This course examines the nature of colonial rule in Africa and its impact. It is focused upon the violence inherent in this encounter, its different forms and origins. It is essentially a political history but includes cultural, social and economic aspects. The primary focus is on the British empire in Africa. Topics covered include Victorian racism; the ‘Scramble for Africa; white settler culture; the origins of apartheid South Africa; the development of the colonial state; indirect rule; the rise of nationalism in West Africa; the Mau Mau uprising in Kenya; the Congo crisis and the assassination of Lumumba; the rise and fall of 'white' Rhodesia; the wars of liberation in Mozambique; the end of the apartheid state; the genocide in Rwanda; the civil war in Sierra Leone; Mugabe and Zimbabwe; and Somalian warlordism.
20 hours of seminars in the MT. 20 hours of seminars in the LT. 2 hours of seminars in the ST.
There will be a reading week in the Michaelmas and Lent terms and a revision session in the Summer Term.
Each student is required to write two essays (3,000 words each) and one mock exam .
M. Meredith, The state of Africa (latest edn); R Dowden, Africa: Altered States.
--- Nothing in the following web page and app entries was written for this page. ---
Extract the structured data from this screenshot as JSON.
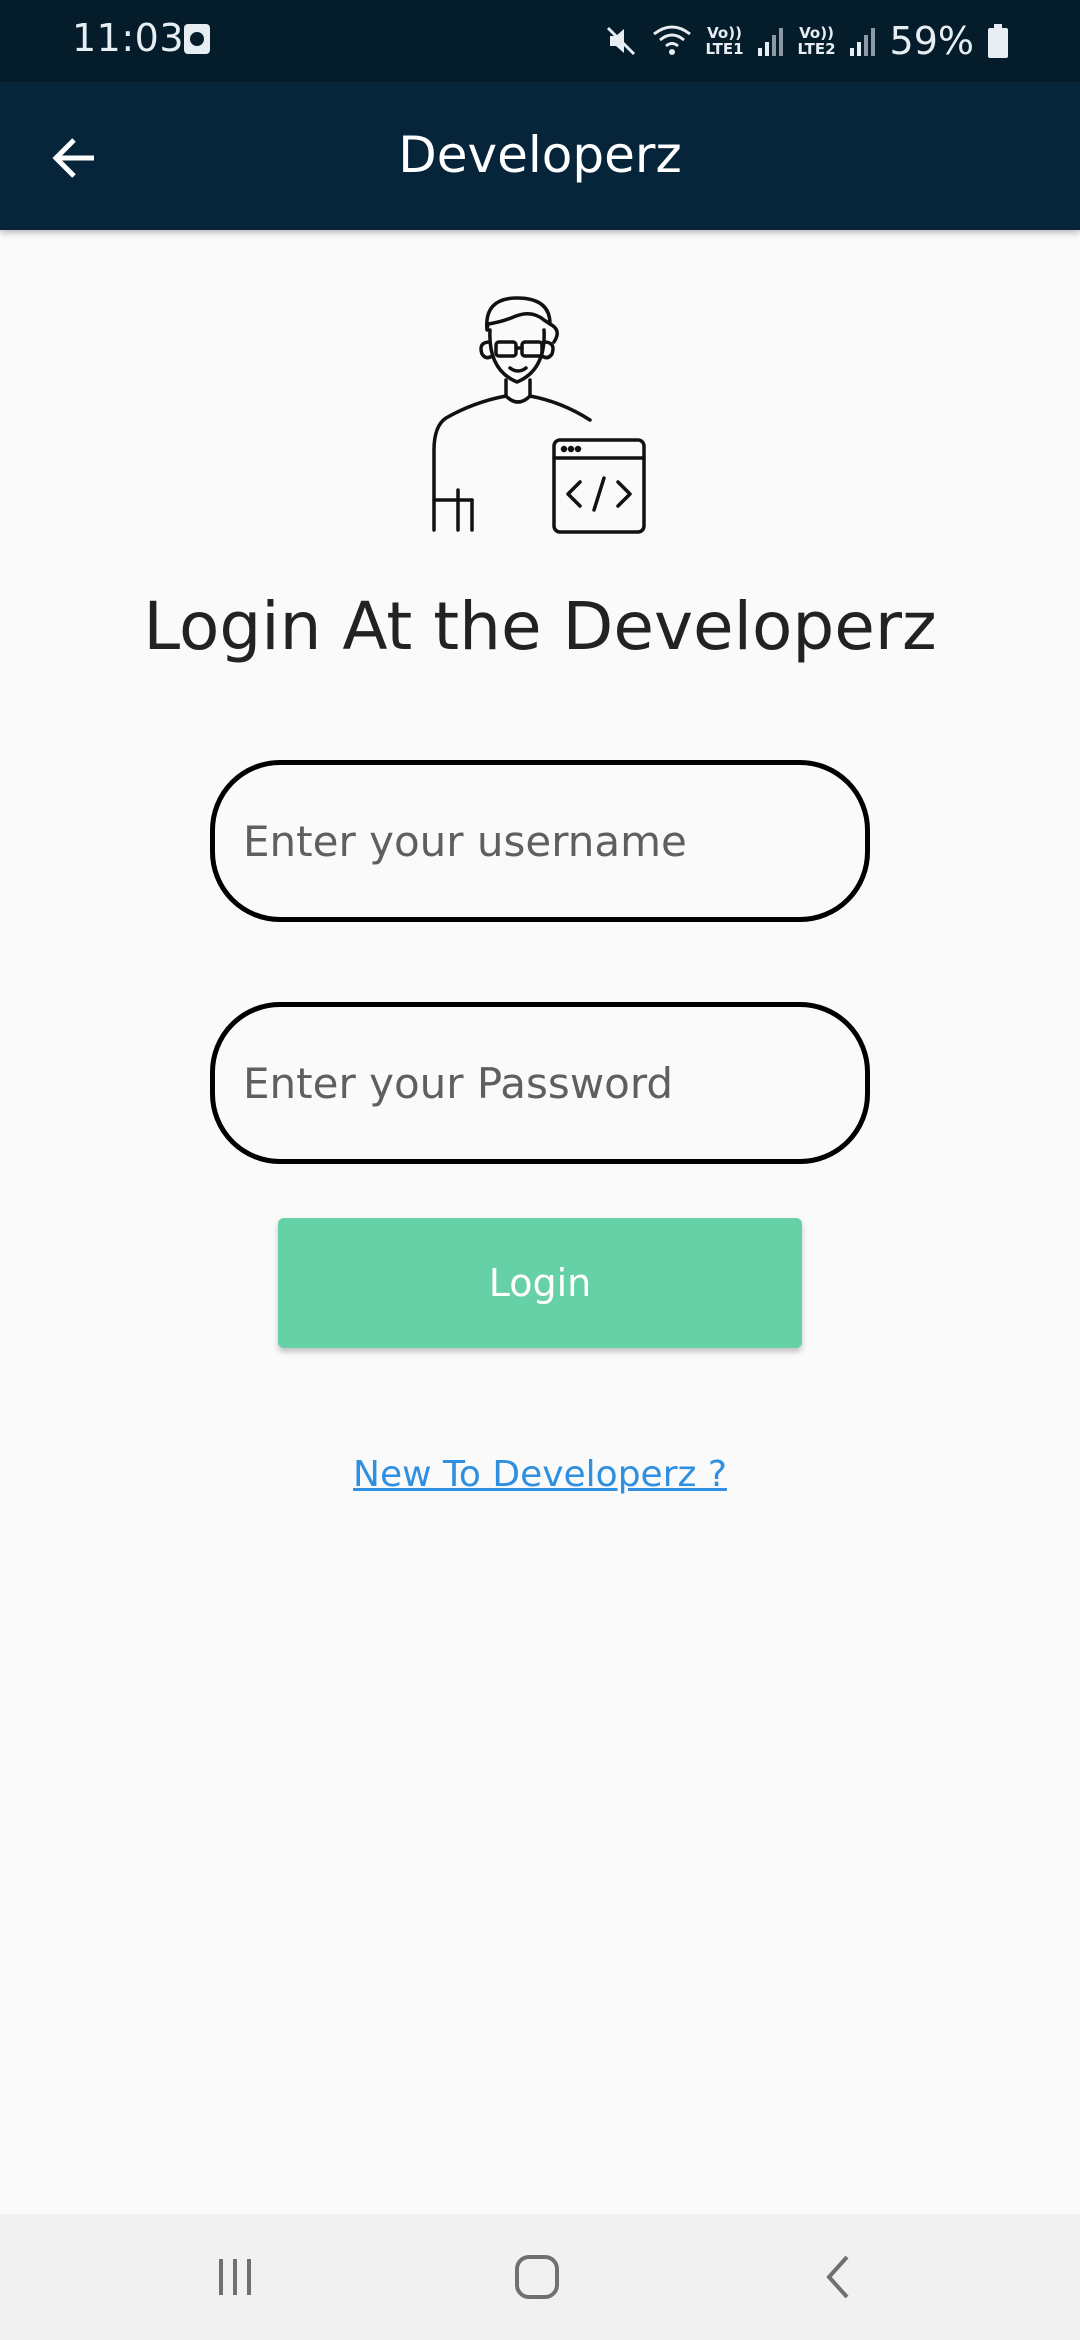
{
  "status_bar": {
    "time": "11:03",
    "lte1": "Vo))\nLTE1",
    "lte2": "Vo))\nLTE2",
    "battery": "59%",
    "icons": [
      "mute-icon",
      "wifi-icon",
      "signal-icon",
      "battery-icon"
    ]
  },
  "app_bar": {
    "title": "Developerz",
    "back_icon": "arrow-left-icon"
  },
  "login": {
    "heading": "Login At the Developerz",
    "username_placeholder": "Enter your username",
    "password_placeholder": "Enter your Password",
    "login_label": "Login",
    "signup_link": "New To Developerz ?"
  },
  "nav_bar": {
    "icons": [
      "recent-apps-icon",
      "home-icon",
      "back-icon"
    ]
  },
  "colors": {
    "status_bar": "#051c2b",
    "app_bar": "#06243a",
    "login_button": "#66d1a7",
    "link": "#2f8fe0"
  }
}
Orindary Miracles (2009); N Mandela, Long Walk to Freedom (1994); J Iliffe, Africans: The History of a Continent (1995); R. Reid, A history of Modern Africa (2009); D Kennedy, Islands of White: Settler Society and Culture in Kenya and Rhodesia, 1890-1939 (1987); F Furedi, The Silent War: Imperialism and the Changing Perception of Race (1998); F Fanon, The Wretched of the Earth, (1986 edn); C Achebe, Things Fall Apart (2001 edn).
Exam (80%, duration: 3 hours) in the summer exam period.
In class assessment (20%).
Department: International History
Total students 2017/18: 17
Average class size 2017/18: 9
Controlled access 2017/18: Yes
Value: One Unit